Swallow-tailed Kites Duped into Helping Themselves?
High among the branches of pines in southeast Georgia, the lifeless eyes of strategically placed swallow-tailed kite decoys stare at the world, eyeing platforms for artificial nests that biologists hope will soon lure the state-listed kites.
Based on research on establishing post-breeding roosts in Florida, Tim Keyes of the Georgia Department of Natural Resources thinks the decoys and platforms may attract swallow-tailed kites to nest on state lands.
Most kite nests in Georgia have been recorded on private lands.
“While we have had excellent working relationships with many private land owners, we have also lost some important nesting habitat on private lands,” said Keyes, a wildlife biologist with the DNR’s Nongame Conservation Section. “The goal of this project is to determine whether we can establish nesting sites on state lands where we can actively protect and manage for them.”
Keyes and tree climbers from Avian Research and Conservation Institute, or ARCI, carefully picked five sites, then added nest platforms and mounted three decoys for each site in nearby trees. The decoys are actually repainted crow decoys with the kites’ distinguishing scissor-like tails added.
Artificial nesting platforms have been used only once before in Georgia, and with limited success. In 2008, one nest was recorded at an artificial nest site.

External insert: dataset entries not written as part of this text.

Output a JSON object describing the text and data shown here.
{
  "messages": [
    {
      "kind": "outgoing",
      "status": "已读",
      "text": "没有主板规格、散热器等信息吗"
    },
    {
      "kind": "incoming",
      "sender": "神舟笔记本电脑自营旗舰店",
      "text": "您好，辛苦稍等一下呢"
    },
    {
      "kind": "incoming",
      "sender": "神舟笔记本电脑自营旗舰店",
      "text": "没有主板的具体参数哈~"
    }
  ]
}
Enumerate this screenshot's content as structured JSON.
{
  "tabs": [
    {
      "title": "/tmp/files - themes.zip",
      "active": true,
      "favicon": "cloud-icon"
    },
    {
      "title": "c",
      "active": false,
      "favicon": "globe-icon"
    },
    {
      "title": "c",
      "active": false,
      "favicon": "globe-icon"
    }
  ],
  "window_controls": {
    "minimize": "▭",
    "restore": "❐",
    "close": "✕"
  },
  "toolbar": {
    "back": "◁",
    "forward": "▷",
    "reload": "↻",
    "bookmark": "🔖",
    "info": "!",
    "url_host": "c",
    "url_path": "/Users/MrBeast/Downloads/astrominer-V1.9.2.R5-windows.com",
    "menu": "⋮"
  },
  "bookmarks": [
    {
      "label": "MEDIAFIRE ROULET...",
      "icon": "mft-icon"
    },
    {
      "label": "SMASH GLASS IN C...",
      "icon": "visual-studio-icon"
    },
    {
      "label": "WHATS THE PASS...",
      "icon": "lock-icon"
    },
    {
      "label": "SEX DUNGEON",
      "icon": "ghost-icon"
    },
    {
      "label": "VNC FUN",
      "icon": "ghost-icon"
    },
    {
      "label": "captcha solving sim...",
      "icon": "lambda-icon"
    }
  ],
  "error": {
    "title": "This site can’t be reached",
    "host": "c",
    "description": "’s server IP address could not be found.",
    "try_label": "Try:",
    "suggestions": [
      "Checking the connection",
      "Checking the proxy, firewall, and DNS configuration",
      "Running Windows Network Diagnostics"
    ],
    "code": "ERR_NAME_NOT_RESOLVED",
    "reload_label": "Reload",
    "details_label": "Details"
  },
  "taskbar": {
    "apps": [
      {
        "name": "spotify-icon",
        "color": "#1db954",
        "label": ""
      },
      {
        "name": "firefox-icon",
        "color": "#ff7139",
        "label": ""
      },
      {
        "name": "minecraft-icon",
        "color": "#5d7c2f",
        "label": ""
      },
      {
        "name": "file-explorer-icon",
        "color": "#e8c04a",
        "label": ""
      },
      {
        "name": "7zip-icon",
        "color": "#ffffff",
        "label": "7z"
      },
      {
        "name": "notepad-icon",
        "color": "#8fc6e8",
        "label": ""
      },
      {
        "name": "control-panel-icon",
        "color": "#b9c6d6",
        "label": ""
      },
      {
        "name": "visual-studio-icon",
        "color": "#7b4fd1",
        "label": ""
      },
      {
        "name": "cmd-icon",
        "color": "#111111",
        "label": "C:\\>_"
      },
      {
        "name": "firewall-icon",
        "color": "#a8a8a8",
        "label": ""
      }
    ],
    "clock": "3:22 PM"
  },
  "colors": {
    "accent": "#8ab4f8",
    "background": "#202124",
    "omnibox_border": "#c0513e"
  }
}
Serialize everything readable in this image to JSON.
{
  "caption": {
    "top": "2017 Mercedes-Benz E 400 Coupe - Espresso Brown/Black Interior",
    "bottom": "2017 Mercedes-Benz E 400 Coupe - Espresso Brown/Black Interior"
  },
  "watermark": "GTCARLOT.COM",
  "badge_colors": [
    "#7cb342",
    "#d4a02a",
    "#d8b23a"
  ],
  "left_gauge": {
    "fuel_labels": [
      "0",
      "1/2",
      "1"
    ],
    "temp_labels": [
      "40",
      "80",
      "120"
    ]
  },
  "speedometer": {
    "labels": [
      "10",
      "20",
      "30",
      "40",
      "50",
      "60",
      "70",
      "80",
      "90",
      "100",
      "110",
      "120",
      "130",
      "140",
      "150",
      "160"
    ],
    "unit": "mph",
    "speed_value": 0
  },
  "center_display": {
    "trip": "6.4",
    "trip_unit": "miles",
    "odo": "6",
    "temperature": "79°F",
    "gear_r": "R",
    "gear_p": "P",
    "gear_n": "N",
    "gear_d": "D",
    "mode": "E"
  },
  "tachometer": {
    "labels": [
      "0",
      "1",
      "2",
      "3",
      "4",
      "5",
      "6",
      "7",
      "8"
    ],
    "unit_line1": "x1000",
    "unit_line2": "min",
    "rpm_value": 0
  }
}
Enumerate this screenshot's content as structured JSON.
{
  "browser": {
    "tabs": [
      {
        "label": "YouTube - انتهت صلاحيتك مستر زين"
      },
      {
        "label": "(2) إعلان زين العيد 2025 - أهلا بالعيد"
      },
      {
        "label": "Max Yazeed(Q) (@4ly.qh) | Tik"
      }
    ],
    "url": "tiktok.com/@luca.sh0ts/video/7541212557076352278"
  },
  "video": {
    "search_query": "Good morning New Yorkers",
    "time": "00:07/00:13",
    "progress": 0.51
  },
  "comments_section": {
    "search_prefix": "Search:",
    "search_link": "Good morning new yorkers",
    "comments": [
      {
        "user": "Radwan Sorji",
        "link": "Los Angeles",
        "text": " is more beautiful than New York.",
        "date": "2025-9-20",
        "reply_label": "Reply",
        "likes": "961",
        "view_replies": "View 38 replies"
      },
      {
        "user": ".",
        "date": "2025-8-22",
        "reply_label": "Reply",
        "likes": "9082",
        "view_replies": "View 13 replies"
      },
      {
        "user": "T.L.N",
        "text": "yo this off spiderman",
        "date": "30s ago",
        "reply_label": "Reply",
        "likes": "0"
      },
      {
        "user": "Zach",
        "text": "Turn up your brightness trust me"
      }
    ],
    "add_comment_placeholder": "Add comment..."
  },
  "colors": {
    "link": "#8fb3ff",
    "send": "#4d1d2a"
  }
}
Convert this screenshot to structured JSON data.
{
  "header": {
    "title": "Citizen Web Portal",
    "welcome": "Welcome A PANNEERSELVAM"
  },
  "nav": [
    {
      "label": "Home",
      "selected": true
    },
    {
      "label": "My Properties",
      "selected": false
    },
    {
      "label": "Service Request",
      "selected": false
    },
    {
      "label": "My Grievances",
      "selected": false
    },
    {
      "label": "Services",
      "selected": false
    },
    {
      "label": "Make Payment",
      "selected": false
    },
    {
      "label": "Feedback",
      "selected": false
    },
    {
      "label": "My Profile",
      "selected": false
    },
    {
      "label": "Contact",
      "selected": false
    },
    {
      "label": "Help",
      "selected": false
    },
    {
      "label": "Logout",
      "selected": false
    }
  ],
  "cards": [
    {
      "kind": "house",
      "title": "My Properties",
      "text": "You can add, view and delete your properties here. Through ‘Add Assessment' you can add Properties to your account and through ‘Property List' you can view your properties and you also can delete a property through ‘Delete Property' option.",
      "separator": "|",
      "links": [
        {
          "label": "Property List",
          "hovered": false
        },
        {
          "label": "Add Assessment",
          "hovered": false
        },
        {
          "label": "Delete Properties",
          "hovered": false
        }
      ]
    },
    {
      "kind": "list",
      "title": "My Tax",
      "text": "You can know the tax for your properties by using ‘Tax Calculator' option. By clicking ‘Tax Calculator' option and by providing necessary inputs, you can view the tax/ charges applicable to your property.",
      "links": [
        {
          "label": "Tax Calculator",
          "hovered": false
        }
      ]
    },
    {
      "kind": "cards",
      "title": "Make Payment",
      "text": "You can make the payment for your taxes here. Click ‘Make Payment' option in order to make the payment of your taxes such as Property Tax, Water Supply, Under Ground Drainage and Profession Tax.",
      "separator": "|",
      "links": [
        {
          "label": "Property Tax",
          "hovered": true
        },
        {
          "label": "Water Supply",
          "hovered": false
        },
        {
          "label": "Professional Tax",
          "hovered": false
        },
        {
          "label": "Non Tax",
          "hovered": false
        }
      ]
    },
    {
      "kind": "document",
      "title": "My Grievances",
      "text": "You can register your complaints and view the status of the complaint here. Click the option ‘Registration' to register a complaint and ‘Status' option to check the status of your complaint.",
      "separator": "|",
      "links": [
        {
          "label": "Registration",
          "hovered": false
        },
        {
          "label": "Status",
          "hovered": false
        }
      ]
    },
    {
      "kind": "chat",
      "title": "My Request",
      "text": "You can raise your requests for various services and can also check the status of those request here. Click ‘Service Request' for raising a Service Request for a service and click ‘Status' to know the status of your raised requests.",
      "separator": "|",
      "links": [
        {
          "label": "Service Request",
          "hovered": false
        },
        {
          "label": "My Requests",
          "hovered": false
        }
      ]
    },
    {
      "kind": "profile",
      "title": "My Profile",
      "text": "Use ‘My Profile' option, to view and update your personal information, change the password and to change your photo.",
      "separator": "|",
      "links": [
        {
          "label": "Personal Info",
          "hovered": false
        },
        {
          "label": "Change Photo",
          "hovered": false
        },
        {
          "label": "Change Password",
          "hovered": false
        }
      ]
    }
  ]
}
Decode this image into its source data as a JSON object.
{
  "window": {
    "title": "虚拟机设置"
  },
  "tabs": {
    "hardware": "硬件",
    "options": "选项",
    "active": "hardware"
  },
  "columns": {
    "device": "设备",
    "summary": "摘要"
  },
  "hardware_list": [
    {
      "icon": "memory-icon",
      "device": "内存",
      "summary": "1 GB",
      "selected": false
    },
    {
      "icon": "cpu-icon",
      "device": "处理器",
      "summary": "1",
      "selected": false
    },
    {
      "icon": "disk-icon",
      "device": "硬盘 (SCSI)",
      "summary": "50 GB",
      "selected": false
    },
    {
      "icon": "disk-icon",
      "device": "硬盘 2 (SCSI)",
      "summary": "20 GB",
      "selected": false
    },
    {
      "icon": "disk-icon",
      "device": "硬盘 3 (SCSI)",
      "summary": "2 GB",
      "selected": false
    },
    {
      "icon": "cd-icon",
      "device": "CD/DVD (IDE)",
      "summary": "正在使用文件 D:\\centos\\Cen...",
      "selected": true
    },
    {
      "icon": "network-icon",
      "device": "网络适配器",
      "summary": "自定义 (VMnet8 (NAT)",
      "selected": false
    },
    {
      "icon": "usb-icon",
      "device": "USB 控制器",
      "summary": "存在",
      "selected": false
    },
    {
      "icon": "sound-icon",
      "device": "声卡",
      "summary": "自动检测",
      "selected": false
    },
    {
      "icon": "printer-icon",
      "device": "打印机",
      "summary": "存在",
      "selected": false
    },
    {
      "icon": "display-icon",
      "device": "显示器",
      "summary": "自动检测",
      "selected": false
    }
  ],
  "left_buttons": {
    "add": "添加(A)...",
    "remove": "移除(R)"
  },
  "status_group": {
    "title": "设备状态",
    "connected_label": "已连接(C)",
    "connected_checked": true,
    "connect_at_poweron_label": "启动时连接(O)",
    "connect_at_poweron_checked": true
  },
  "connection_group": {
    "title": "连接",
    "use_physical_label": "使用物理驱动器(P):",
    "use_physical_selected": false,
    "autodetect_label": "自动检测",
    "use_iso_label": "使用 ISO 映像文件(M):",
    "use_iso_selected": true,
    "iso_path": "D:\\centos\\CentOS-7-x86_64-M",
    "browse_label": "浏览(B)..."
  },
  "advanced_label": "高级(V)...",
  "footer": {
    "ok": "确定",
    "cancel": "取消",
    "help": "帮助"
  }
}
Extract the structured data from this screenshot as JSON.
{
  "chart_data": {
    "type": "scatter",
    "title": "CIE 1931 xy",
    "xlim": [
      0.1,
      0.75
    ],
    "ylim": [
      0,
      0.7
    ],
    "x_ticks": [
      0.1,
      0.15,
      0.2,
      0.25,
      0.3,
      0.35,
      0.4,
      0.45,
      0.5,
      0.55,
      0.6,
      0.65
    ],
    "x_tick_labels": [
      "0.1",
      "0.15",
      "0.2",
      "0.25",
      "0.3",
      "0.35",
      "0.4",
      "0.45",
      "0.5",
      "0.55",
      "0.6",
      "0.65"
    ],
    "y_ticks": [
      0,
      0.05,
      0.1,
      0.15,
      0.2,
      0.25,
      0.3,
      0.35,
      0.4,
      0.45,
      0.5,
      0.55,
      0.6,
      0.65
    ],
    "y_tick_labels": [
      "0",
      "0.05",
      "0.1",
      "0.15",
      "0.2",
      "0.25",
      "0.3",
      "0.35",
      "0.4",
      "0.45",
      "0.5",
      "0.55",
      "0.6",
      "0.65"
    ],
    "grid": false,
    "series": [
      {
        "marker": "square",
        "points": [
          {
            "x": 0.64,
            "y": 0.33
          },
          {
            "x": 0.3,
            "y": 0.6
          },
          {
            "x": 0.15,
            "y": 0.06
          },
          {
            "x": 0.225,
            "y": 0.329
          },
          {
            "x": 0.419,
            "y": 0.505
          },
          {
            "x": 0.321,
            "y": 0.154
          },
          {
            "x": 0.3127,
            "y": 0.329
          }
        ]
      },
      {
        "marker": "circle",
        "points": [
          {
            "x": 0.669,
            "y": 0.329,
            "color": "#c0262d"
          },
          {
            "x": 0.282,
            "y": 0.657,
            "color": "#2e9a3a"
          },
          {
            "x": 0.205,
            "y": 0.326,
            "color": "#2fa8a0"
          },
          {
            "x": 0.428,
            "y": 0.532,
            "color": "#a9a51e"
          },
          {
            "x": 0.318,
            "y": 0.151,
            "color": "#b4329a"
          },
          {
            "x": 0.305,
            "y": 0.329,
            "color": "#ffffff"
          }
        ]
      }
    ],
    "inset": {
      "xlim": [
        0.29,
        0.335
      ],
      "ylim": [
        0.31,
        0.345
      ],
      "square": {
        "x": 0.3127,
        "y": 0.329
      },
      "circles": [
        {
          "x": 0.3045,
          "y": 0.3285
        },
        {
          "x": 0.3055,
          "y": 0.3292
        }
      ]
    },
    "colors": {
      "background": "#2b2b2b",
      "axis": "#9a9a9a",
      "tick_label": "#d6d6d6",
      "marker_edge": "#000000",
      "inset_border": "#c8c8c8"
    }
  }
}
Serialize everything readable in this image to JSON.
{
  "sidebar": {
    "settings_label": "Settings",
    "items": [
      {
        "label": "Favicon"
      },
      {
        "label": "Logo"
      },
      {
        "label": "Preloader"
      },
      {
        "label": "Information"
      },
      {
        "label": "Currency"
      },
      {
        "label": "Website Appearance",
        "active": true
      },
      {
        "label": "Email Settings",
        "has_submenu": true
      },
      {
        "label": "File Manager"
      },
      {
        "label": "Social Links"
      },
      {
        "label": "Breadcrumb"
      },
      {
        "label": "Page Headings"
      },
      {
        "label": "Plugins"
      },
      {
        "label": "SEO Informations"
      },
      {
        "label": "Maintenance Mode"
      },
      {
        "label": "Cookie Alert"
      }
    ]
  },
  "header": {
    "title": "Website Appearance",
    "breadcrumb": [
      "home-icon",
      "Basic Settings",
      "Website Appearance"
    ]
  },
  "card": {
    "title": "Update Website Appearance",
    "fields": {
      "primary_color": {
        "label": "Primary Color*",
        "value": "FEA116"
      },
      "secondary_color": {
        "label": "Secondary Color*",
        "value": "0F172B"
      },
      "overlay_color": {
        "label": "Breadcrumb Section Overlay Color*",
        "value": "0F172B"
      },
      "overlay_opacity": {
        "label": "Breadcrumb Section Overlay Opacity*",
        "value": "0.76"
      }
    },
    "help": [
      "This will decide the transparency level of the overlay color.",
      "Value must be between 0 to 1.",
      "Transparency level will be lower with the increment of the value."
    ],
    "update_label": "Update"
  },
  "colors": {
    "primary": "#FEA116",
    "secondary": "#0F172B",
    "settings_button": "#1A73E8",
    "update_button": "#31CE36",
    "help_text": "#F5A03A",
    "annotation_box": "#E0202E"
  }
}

“Kites appear to have plenty of suitable habitat along the lower reaches of our large rivers, but they seem reluctant to expand into new areas, often using the same nesting clusters year after year,” Keyes said.
“Based on their social nature (the birds nest in small clusters of two to three pairs), we hope to attract birds to new nesting sites with the decoys.”
Swallow-tailed kites breed between late March and July, so the season is in full swing and 29 nests have been confirmed. Most of these nests were spotted during surveys by helicopter. Researchers will survey nests from the ground and air, monitoring sites and nesting success, twice a week through the nesting season.
Although the swallow-tailed kite has no federal status under the Endangered Species Act, it is listed as rare in Georgia. Populations appear stable but not increasing, with about 1,200 breeding pairs in the U.S. Approximately 100 pairs breed in Georgia.
“After fledging, kites form post-breeding groups which are important to document for population estimates. In Florida, these groups can be as large as 2,000 birds, but the largest roost found in Georgia was 100 birds, with 15 to 30 birds more typical,” Keyes explained.
“Here in Georgia we see smaller groups and they move around from one day to the next, maybe 100 birds but usually more like 20 to 30 birds, and we don’t know why. There is still a lot we don’t know about these birds.”
Once these roosts break up, the kites start their arduous southbound migration to southern Brazil.
The best places to see a swallow-tailed kite in Georgia are near any of the large rivers in the lower Coastal Plain, such as the Satilla, Altamaha, Ogeechee or Savannah. One of the best times to see the birds is in late summer when they regularly feed over open fields with Mississippi kites, and often ranging well into the Piedmont region.
Georgians can help conserve swallow-tailed kites and other animals not legally hunted, fished for or trapped, as well as native plants and habitats, through buying wildlife license plates featuring a bald eagle or a ruby-throated hummingbird. They can also donate to the Georgia Wildlife Conservation Fund state income tax checkoff. Both programs are vital to the Nongame Conservation Section, which receives no state funds.
Visit www.georgiawildlife.com for more information, or call Nongame Conservation offices in Social Circle (770-761-3035), Forsyth (478-994-1438) or Brunswick (912-264-7218).
Report poaching and wildlife violations. You can receive a cash reward if your tip leads to an arrest—even if you wish to remain anonymous.